American Free Press | August 9 2004
Regardless of the outcome of next November's presidential election, the federal government will initiate a military draft in 2005, unless there is a dramatic slackening of the need for U.S. troops for the ongoing war in Iraq and for “peacekeeping” duties around the world.
Last June, the Senate overwhelmingly passed a bill to increase the size of the Army by 20,000 persons, and a month earlier the House voted to add 30,000 soldiers and 9,000 Marines by 2007.
If current trends continue, several military experts have told American Free Press, voluntary enlistments will not even dent the number of troops America will need for its global over-commitments.
What is going to happen in late August at the Republican National Convention in New York City many will see as a precursor of what will take place when the nation starts drafting young men, and perhaps even women, for the military.
It is expected that hundreds of thousands of demonstrators will converge upon New York to protest the Bush administration's involvement in Iraq, a situation that may become similar to what happened in Chicago in 1968, when the Vietnam War and the selection of Vice President Hubert Humphrey for the presidency at the Democratic convention there sparked massive protests that turned violent.
There are already signs that there will be massive demonstrations against the Bush administration's war in Iraq at the New York convention, and with the possibility of terrorist acts a major consideration, federal, state and local police officials are clearly concerned that the massive demonstrations they expect may turn very ugly.
When the federal government initiates a draft to meet its military manpower needs, which it no longer can do under an all-volunteer system, something the Pentagon clearly knows, there will be an outpouring of public sentiment against it.
Drafting means that a government program to conscript young men, and probably women, taking into account the inefficient and unworkable unisex military, is likely to cause a flap that will dwarf the Vietnam War protests, by example, and may equal the Civil War-era draft riots in New York in ferocity. Those riots required military force to control.
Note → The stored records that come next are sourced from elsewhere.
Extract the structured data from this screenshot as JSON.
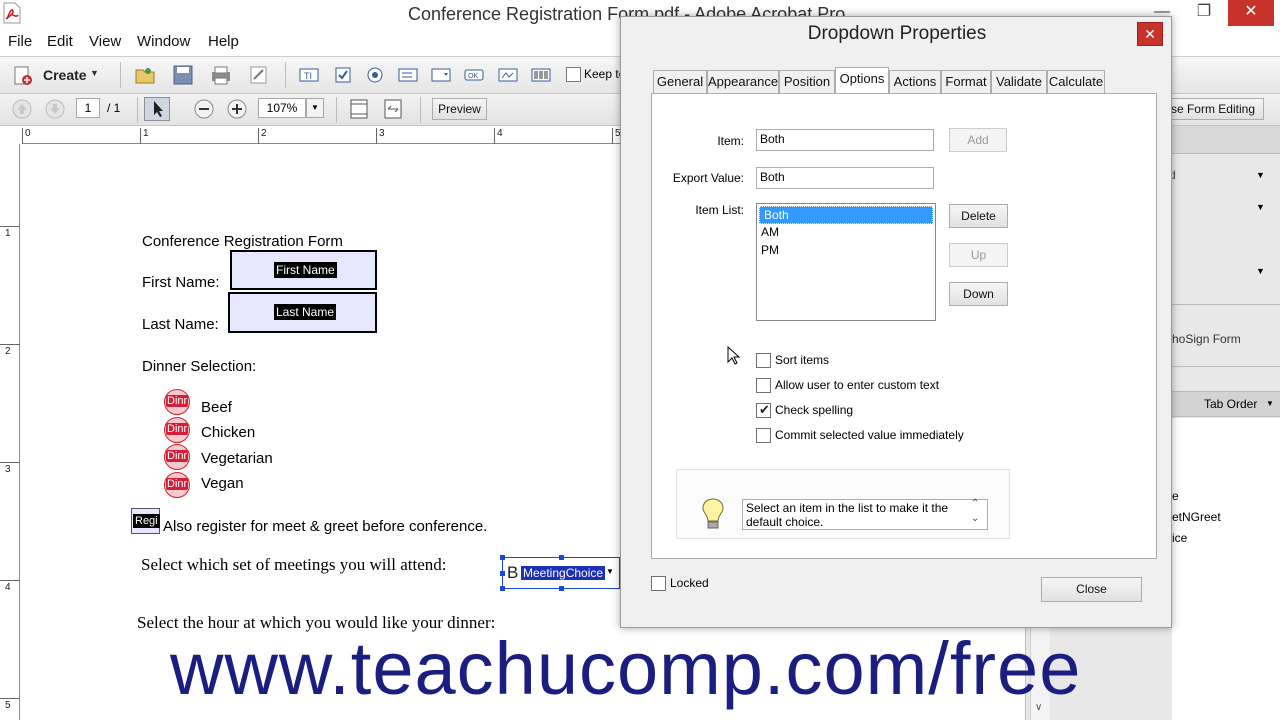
{
  "app": {
    "title": "Conference Registration Form.pdf - Adobe Acrobat Pro",
    "window_controls": [
      "—",
      "❐",
      "✕"
    ]
  },
  "menu": [
    "File",
    "Edit",
    "View",
    "Window",
    "Help"
  ],
  "toolbar": {
    "create_label": "Create",
    "keep_tool_label": "Keep to",
    "page_current": "1",
    "page_total": "/ 1",
    "zoom": "107%",
    "preview_label": "Preview",
    "close_form_editing_label": "se Form Editing"
  },
  "ruler": {
    "top": [
      "0",
      "1",
      "2",
      "3",
      "4",
      "5"
    ],
    "left": [
      "1",
      "2",
      "3",
      "4",
      "5"
    ]
  },
  "document": {
    "form_title": "Conference Registration Form",
    "first_name_label": "First Name:",
    "first_name_field": "First Name",
    "last_name_label": "Last Name:",
    "last_name_field": "Last Name",
    "dinner_label": "Dinner Selection:",
    "radio_tag": "Dinr",
    "dinner_options": [
      "Beef",
      "Chicken",
      "Vegetarian",
      "Vegan"
    ],
    "checkbox_tag": "Regi",
    "meet_greet_label": "Also register for meet & greet before conference.",
    "meetings_label": "Select which set of meetings you will attend:",
    "dropdown_prefix": "B",
    "dropdown_field": "MeetingChoice",
    "dinner_hour_label": "Select the hour at which you would like your dinner:"
  },
  "right_panel": {
    "echosign": "hoSign Form",
    "tab_order": "Tab Order",
    "fields_list": [
      "e",
      "etNGreet",
      "ice"
    ],
    "partial_d": "d"
  },
  "dialog": {
    "title": "Dropdown Properties",
    "tabs": [
      "General",
      "Appearance",
      "Position",
      "Options",
      "Actions",
      "Format",
      "Validate",
      "Calculate"
    ],
    "active_tab": "Options",
    "item_label": "Item:",
    "item_value": "Both",
    "add_label": "Add",
    "export_label": "Export Value:",
    "export_value": "Both",
    "item_list_label": "Item List:",
    "items": [
      "Both",
      "AM",
      "PM"
    ],
    "selected_item": "Both",
    "delete_label": "Delete",
    "up_label": "Up",
    "down_label": "Down",
    "checkboxes": [
      {
        "label": "Sort items",
        "checked": false
      },
      {
        "label": "Allow user to enter custom text",
        "checked": false
      },
      {
        "label": "Check spelling",
        "checked": true
      },
      {
        "label": "Commit selected value immediately",
        "checked": false
      }
    ],
    "hint": "Select an item in the list to make it the default choice.",
    "locked_label": "Locked",
    "close_label": "Close"
  },
  "watermark": "www.teachucomp.com/free",
  "colors": {
    "selection": "#3399ff",
    "field_fill": "#e6e6ff",
    "radio_red": "#d32037",
    "watermark": "#1b1e80",
    "close_red": "#c7322b"
  }
}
Already campus protesters are warming up to fight the coming draft.
As an example, a recent article in The Daily Texan, the student newspaper of the University of Texas, President Bush's home state, compared the draft to slavery, because “someone else owns your body and mind.”
Actually, the Pentagon has already instituted a sort of draft, called “stop-loss orders.”
It has blocked the retirement of 40,000 soldiers, many from the National Guard and reserves, both of which have been drawn down to dangerous levels by extended deployments, which has wrecked the recruitment process to procure the needed manpower.
The Pentagon currently has in place a recruitment program to find 11,000 volunteers to reactivate 2,000 local draft boards around the nation, which should make it obvious that there is a draft looming just down the road.
Neither President Bush nor the Democratic nominee, Sen. John Kerry, is likely to bring the matter up until after the presidential election. That would, they realize, be a political “no-brainer.”